TASK DETAILS: Could you copy, word for word, only the lines from the one containing "Decode this image" through the last line of the records below, both included?

MATERIAL TO PROCESS:
---

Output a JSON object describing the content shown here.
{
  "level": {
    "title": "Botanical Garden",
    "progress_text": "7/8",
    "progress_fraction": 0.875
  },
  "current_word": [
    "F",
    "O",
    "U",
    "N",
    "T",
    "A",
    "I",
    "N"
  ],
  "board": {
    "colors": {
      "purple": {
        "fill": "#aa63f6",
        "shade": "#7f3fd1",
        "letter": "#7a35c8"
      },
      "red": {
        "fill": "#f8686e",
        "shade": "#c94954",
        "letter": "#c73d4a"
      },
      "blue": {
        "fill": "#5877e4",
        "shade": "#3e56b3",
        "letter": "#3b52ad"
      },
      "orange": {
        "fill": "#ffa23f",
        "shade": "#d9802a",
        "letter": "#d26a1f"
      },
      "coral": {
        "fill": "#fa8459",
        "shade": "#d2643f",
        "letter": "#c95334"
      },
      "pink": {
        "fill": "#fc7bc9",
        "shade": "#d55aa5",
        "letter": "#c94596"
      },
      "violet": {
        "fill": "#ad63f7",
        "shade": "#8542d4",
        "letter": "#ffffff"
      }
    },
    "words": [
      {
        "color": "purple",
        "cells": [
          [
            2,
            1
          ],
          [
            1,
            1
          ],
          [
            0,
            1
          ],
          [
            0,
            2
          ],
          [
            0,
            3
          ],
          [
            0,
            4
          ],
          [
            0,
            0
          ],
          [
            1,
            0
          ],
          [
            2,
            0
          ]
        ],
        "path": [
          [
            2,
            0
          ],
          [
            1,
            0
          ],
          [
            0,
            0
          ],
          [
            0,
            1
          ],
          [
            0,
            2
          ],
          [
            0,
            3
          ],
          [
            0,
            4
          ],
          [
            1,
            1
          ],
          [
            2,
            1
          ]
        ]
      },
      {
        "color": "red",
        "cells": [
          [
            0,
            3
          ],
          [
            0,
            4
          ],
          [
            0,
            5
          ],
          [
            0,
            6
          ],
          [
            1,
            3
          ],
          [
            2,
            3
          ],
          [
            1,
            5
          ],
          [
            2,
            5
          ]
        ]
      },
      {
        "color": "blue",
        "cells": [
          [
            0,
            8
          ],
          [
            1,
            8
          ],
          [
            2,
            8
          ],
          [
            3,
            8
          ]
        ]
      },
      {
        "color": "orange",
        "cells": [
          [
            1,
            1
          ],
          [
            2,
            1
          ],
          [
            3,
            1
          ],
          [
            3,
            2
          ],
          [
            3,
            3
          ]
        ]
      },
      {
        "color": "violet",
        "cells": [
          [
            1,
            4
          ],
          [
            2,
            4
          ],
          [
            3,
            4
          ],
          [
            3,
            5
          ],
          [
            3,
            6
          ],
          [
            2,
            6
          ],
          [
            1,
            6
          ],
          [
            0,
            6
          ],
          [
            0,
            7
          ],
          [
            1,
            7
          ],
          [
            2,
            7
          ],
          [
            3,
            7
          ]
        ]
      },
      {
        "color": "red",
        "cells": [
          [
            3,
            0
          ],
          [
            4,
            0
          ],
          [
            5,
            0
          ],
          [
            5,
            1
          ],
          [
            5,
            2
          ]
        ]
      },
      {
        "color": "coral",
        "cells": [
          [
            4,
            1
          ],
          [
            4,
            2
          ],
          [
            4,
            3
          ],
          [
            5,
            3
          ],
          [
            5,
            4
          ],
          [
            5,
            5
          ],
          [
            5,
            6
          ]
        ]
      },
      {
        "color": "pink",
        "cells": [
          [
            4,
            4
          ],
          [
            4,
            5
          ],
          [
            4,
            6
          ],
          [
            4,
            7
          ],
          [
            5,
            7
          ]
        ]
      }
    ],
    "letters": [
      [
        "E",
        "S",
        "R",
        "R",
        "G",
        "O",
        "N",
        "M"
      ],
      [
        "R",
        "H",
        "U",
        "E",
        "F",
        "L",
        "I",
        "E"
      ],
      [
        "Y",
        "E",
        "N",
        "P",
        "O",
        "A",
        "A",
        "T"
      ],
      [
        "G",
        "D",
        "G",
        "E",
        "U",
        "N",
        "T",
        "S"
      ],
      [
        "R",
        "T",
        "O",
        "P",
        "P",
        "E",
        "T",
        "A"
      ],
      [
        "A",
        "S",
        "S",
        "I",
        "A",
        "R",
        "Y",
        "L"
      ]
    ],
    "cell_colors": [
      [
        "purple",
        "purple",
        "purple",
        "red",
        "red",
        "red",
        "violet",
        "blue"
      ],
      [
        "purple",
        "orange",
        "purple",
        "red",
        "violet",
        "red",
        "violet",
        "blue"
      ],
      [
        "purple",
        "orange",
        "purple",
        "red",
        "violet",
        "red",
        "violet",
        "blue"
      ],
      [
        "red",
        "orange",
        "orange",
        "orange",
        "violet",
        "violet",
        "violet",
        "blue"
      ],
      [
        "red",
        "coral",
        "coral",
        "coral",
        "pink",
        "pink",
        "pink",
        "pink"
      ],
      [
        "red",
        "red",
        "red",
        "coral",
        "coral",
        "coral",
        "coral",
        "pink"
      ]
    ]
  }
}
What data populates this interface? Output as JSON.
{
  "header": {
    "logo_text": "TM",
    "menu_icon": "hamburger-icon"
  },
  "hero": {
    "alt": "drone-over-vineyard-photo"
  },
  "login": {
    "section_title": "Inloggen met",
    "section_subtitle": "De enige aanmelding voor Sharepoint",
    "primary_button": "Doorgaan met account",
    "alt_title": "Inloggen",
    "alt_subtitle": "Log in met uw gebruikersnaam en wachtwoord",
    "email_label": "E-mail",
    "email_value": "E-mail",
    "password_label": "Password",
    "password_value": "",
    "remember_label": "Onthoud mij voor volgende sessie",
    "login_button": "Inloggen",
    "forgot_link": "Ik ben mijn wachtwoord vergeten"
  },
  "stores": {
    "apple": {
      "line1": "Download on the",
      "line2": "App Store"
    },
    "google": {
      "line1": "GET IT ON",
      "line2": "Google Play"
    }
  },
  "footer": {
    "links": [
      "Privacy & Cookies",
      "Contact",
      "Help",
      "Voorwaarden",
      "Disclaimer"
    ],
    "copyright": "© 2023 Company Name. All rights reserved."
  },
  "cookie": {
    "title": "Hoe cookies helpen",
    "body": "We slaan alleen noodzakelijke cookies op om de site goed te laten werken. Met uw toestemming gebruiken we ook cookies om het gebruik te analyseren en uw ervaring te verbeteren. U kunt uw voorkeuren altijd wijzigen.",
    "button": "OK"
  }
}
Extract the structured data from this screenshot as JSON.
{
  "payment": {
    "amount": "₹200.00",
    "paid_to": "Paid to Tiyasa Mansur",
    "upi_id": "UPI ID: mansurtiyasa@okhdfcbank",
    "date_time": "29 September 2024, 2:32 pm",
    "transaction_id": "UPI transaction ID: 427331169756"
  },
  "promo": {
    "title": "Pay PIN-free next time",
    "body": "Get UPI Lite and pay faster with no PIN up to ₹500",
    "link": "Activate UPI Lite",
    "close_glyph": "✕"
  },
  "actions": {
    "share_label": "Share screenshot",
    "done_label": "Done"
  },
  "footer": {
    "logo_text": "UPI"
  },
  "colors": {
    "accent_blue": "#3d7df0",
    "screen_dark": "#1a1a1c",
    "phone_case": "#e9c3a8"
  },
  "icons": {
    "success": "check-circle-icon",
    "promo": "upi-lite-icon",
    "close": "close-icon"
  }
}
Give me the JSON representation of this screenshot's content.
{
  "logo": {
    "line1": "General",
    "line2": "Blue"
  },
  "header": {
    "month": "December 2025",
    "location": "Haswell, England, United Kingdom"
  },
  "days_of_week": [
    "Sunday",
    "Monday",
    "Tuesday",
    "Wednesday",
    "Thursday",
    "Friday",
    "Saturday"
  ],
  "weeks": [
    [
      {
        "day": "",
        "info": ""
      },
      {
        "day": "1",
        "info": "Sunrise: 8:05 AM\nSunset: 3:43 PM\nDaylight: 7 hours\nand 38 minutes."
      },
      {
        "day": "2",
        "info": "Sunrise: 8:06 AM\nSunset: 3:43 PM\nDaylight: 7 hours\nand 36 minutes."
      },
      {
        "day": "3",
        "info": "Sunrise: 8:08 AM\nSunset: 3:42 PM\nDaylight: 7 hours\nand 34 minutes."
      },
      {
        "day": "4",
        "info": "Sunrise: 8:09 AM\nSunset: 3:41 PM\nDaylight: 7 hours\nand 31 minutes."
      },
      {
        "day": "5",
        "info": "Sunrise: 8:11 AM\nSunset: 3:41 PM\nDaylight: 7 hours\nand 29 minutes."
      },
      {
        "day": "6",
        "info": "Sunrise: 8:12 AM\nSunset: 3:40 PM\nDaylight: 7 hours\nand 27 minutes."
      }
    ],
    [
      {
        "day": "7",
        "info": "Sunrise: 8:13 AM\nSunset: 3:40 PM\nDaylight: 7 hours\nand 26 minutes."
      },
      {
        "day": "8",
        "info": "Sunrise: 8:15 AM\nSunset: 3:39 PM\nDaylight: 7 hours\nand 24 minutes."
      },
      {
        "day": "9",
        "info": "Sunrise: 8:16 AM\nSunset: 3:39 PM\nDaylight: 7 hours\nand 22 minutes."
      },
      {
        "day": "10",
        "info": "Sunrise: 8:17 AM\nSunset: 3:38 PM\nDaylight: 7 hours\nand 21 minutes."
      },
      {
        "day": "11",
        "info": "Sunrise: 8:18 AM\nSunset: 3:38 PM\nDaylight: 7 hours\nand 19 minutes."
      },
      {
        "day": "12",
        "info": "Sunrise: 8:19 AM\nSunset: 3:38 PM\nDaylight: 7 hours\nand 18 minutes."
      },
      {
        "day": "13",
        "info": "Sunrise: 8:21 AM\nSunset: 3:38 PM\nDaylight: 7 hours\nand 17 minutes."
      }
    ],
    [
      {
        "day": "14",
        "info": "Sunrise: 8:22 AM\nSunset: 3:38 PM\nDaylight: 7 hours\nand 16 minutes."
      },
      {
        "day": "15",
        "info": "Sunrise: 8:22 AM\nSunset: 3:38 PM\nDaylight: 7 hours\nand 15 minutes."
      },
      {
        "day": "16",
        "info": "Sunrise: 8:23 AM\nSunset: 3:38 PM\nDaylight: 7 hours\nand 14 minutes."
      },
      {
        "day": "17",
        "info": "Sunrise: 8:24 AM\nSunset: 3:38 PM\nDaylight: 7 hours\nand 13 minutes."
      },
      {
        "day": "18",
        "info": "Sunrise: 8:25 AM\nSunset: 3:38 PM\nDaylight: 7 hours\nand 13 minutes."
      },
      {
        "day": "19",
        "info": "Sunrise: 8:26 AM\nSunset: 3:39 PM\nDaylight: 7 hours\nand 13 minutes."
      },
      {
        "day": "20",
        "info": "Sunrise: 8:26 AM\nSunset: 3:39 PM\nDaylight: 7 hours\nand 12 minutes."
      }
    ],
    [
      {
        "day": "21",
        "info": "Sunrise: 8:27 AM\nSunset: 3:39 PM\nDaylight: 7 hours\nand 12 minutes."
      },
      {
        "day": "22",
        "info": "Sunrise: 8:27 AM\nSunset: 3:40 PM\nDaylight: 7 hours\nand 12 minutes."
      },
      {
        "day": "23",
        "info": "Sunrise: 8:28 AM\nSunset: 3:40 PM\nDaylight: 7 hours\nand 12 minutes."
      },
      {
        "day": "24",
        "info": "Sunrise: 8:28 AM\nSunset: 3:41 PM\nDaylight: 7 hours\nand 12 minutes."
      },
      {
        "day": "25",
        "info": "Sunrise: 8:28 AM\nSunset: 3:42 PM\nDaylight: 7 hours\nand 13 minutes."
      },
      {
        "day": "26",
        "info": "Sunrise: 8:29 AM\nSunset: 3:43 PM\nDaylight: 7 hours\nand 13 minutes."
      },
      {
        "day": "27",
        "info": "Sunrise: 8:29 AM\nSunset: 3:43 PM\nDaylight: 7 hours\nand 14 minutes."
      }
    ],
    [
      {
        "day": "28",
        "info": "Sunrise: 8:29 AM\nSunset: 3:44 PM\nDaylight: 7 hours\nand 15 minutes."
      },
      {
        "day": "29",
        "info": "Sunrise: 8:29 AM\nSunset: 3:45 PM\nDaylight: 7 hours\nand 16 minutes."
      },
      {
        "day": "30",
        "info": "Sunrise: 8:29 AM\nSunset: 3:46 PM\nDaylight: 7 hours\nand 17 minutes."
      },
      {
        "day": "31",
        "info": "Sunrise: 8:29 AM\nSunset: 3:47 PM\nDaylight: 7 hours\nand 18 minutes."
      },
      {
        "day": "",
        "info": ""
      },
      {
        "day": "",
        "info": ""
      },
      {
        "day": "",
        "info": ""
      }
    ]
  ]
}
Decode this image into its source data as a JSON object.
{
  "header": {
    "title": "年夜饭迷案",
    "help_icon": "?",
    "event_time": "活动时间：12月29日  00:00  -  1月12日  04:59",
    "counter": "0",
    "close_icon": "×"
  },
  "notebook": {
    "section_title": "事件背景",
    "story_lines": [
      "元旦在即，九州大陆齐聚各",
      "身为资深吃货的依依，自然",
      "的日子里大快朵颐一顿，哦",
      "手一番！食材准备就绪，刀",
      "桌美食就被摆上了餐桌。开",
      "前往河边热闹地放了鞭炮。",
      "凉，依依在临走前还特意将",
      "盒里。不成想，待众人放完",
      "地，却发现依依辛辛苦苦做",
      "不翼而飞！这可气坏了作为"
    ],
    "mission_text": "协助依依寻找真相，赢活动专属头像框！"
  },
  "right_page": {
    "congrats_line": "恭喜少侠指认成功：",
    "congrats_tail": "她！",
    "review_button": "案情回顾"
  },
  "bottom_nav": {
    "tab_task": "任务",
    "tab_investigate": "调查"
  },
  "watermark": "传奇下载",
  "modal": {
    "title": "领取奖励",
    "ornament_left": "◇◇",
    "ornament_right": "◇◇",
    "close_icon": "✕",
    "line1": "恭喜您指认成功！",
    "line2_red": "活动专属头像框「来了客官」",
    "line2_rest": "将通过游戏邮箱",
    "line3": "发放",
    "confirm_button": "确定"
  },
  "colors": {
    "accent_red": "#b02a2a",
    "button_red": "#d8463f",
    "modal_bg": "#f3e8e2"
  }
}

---

ANSWER SECTION:
Decode this image into its source data as a JSON object.
{
  "header": {
    "title": "年夜饭迷案",
    "help_icon": "?",
    "event_time": "活动时间：12月29日  00:00  -  1月12日  04:59",
    "counter": "0",
    "close_icon": "×"
  },
  "notebook": {
    "section_title": "事件背景",
    "story_lines": [
      "元旦在即，九州大陆齐聚各",
      "身为资深吃货的依依，自然",
      "的日子里大快朵颐一顿，哦",
      "手一番！食材准备就绪，刀",
      "桌美食就被摆上了餐桌。开",
      "前往河边热闹地放了鞭炮。",
      "凉，依依在临走前还特意将",
      "盒里。不成想，待众人放完",
      "地，却发现依依辛辛苦苦做",
      "不翼而飞！这可气坏了作为"
    ],
    "mission_text": "协助依依寻找真相，赢活动专属头像框！"
  },
  "right_page": {
    "congrats_line": "恭喜少侠指认成功：",
    "congrats_tail": "她！",
    "review_button": "案情回顾"
  },
  "bottom_nav": {
    "tab_task": "任务",
    "tab_investigate": "调查"
  },
  "watermark": "传奇下载",
  "modal": {
    "title": "领取奖励",
    "ornament_left": "◇◇",
    "ornament_right": "◇◇",
    "close_icon": "✕",
    "line1": "恭喜您指认成功！",
    "line2_red": "活动专属头像框「来了客官」",
    "line2_rest": "将通过游戏邮箱",
    "line3": "发放",
    "confirm_button": "确定"
  },
  "colors": {
    "accent_red": "#b02a2a",
    "button_red": "#d8463f",
    "modal_bg": "#f3e8e2"
  }
}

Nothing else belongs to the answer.